But at age 83, Colson has decided to retire as choirmaster and organist, ending a 43-year career in metro Atlanta that has included stints at several churches, including All Saints’ Episcopal and Peachtree Christian, and faculty positions at Georgia Tech, Emory, Georgia State and the Lovett School.
A free, farewell concert for Colson is scheduled for 3 p.m. Oct. 9 at St. Peter and St. Paul, 1795 Johnson Ferry Road near Bishop Lake Road, east Cobb. Colson will be directing the choir.
The featured work will be a four-movement cantata, “Discovery and Praises,” by American composer Conrad Susa, commissioned by Colson in 1966. Sue Goddard, a longtime colleague of Colson, will perform as a guest organist, along with other musicians.
“I had retired from another parish and they called me to come help them temporarily and it evolved into a very pleasant six-year term,” said Colson of his retirement.
“We’ve had such good success that it’s time for them to have a more fulltime person, because I’ve been completed part time.”
Isaac Brunson, the new choir director, is slated to formally start in November. Colson’s last church service at St. Peter and Paul will be Nov. 6.
Colson has conducted more than 500 concerts, many with members of the Atlanta Symphony Orchestra, Atlanta Ballet Orchestra, Georgia Symphony Orchestra, throughout the United States and Europe. His professional group, The Colson Chorale, was heard for 30 seasons in Atlanta.
At Georgia Tech, Colson served as head of the music department and founded the Georgia Tech Chorale. While teaching at the Lovett School in north Atlanta, he founded the Lovett Chorale.
He has held long-standing memberships in the American Guild of Organists, the Association of Anglican Musicians, the Royal College of Organists and National Trust of England.
“I started when I was 15,” Colson said of his career. “I started out as an organist and then later became choir director.”
A Kentucky native, Colson attended Western Kentucky University and earned master’s degrees in piano and church music from Peabody College in Nashville, Tenn. He met Betty, his wife of 57 years and a voice teacher, there.
Mastering music isn’t the only challenge Colson has undertaken in his life. Though diagnosed with polio as a child, Colson didn’t allow his physical ailments to block his love of music.
“The way he has overcome polio is one of his amazing qualities,” said choir member Steve Savage.
“One of Greg’s remarkable qualities is his brave conquest of the polio that left him crippled at age 16. Instead of letting this become an excuse, he has exhibited the positive attitude which has made his students and choristers admire him and wish to work for him. From his wheelchair, smiling and joyful, he radiates optimism, cheerfulness and enthusiasm.”
Though he hasn’t allowed polio to defer his aspirations, Colson acknowledged that it has begun to slow him down with age. Typically, he directs the choir from his place at the organ.

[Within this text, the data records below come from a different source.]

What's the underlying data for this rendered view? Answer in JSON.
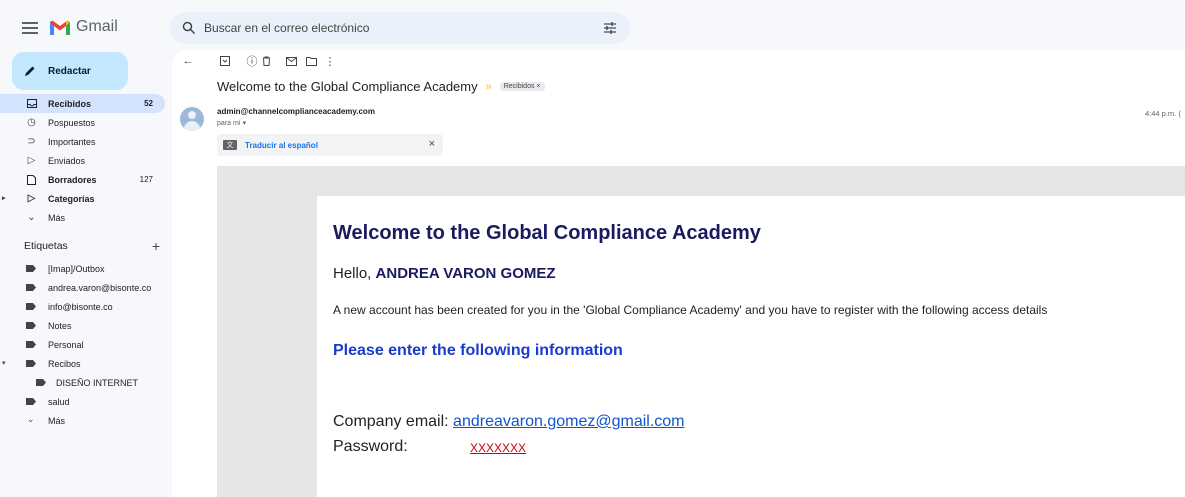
{
  "app": {
    "name": "Gmail"
  },
  "search": {
    "placeholder": "Buscar en el correo electrónico"
  },
  "compose": {
    "label": "Redactar"
  },
  "sidebar": {
    "items": [
      {
        "label": "Recibidos",
        "count": "52"
      },
      {
        "label": "Pospuestos",
        "count": ""
      },
      {
        "label": "Importantes",
        "count": ""
      },
      {
        "label": "Enviados",
        "count": ""
      },
      {
        "label": "Borradores",
        "count": "127"
      },
      {
        "label": "Categorías",
        "count": ""
      },
      {
        "label": "Más",
        "count": ""
      }
    ],
    "labels_heading": "Etiquetas",
    "labels_add": "+",
    "labels": [
      "[Imap]/Outbox",
      "andrea.varon@bisonte.co",
      "info@bisonte.co",
      "Notes",
      "Personal",
      "Recibos",
      "DISEÑO INTERNET",
      "salud",
      "Más"
    ]
  },
  "email": {
    "subject": "Welcome to the Global Compliance Academy",
    "inbox_chip": "Recibidos ×",
    "sender": "admin@channelcomplianceacademy.com",
    "to": "para mí ▾",
    "time": "4:44 p.m. (",
    "translate_label": "Traducir al español",
    "translate_close": "×",
    "body": {
      "heading": "Welcome to the Global Compliance Academy",
      "hello_prefix": "Hello, ",
      "hello_name": "ANDREA VARON GOMEZ",
      "paragraph": "A new account has been created for you in the 'Global Compliance Academy' and you have to register with the following access details",
      "subheading": "Please enter the following information",
      "company_email_label": "Company email: ",
      "company_email": "andreavaron.gomez@gmail.com",
      "password_label": "Password:",
      "password_value": "XXXXXXX"
    }
  },
  "colors": {
    "compose_bg": "#c2e7ff",
    "active_nav": "#d3e3fd",
    "heading": "#1a1a5e",
    "subheading": "#1a3ccc",
    "password": "#d40000"
  }
}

“I’m 20 years past retirement age and I have a polio leg from childhood polio that makes it difficult to get around. It’s just a natural process,” he said.

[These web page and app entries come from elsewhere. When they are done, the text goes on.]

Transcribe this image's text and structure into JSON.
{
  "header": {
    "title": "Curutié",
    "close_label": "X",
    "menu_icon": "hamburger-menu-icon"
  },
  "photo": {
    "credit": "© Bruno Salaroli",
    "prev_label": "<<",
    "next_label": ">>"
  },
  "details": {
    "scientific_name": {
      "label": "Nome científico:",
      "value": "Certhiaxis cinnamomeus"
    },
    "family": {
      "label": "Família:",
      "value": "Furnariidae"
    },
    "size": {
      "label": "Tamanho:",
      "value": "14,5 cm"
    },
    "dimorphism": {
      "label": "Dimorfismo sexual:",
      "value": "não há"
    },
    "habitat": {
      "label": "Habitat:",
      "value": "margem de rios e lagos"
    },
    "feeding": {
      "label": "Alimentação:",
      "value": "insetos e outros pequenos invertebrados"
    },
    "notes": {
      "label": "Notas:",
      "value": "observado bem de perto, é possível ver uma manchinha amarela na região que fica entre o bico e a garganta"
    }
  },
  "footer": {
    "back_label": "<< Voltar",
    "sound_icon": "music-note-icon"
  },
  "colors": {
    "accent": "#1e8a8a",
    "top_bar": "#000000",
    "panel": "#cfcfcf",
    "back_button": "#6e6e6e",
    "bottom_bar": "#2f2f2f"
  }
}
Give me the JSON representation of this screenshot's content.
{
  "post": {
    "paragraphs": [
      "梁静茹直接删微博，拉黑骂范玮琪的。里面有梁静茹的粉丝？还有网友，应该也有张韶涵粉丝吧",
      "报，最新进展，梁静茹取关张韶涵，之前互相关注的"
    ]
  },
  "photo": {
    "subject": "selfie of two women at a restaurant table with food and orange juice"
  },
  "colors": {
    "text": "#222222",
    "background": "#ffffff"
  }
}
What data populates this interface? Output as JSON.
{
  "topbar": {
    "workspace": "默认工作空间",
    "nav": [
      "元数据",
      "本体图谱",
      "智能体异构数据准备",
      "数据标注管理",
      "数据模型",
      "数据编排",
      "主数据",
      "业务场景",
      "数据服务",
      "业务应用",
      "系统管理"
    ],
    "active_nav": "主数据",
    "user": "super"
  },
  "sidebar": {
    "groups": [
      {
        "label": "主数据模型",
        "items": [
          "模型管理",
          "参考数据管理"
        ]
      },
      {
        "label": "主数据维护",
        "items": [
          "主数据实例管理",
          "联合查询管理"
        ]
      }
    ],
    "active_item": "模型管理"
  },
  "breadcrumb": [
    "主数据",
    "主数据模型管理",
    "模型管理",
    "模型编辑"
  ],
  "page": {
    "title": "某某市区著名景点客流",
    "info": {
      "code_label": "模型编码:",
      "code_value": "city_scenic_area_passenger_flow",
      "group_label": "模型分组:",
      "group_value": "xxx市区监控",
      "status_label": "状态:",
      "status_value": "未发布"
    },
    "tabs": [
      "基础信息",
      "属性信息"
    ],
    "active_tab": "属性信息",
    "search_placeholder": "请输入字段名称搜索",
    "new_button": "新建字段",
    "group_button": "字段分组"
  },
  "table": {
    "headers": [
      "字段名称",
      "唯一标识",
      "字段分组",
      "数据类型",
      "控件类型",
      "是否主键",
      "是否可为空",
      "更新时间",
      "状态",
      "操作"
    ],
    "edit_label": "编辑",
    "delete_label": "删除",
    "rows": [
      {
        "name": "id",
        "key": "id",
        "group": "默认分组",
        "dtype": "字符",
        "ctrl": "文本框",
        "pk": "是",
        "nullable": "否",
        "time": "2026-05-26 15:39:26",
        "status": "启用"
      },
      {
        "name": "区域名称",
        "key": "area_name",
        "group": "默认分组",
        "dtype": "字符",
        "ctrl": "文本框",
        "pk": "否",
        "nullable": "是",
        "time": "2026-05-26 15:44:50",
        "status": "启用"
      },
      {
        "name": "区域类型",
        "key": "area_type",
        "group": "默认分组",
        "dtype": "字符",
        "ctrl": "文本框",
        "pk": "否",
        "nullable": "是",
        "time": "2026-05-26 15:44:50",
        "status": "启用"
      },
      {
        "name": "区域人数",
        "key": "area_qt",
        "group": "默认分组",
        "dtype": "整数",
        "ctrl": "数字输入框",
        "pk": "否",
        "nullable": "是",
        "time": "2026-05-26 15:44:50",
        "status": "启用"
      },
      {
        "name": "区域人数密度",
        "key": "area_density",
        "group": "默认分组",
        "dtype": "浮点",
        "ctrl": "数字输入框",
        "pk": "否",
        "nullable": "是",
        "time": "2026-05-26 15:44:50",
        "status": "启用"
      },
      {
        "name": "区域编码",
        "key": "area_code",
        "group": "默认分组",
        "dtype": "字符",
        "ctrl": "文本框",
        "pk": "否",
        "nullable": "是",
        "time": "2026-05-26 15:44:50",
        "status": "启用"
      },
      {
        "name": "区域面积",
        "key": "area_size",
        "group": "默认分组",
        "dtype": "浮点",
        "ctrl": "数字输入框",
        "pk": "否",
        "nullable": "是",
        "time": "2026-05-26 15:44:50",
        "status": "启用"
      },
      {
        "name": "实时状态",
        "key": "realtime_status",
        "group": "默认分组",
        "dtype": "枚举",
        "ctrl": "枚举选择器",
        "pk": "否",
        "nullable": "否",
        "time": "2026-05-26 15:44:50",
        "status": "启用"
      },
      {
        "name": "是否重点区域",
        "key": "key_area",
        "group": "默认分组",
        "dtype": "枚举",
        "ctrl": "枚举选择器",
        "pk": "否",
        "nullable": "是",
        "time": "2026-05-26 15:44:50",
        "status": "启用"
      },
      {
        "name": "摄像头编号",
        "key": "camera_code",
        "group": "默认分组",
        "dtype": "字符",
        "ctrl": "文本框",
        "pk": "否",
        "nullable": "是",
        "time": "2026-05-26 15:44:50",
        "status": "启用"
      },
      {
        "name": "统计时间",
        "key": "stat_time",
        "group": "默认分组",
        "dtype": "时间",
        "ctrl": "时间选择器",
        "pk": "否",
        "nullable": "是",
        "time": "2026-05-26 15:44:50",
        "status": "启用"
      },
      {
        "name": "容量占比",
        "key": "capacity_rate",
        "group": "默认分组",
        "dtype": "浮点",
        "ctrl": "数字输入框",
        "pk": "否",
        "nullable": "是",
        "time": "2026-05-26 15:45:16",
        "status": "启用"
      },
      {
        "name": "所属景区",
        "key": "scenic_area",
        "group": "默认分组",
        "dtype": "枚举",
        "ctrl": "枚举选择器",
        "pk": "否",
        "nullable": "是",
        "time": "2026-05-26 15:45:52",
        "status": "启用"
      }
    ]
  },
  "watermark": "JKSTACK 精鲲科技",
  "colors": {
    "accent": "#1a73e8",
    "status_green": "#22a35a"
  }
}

One of the things he said he most enjoys about choir directing is the fellowship among members, whom he said derive great satisfaction from leading a congregation in song. Colson said he has always challenged his choirs to perform difficult pieces but also made sure they had fun performing in special programs.
A choir, he said, spends more time at a church than perhaps anyone else because of the time needed to prepare. The many hours each day with his colleagues is what Colson said he will miss the most. He said he hasn’t decided what his plans are for retirement.
“There’s sadness any time you leave a place,” said Colson. “But there is no cloud over this.”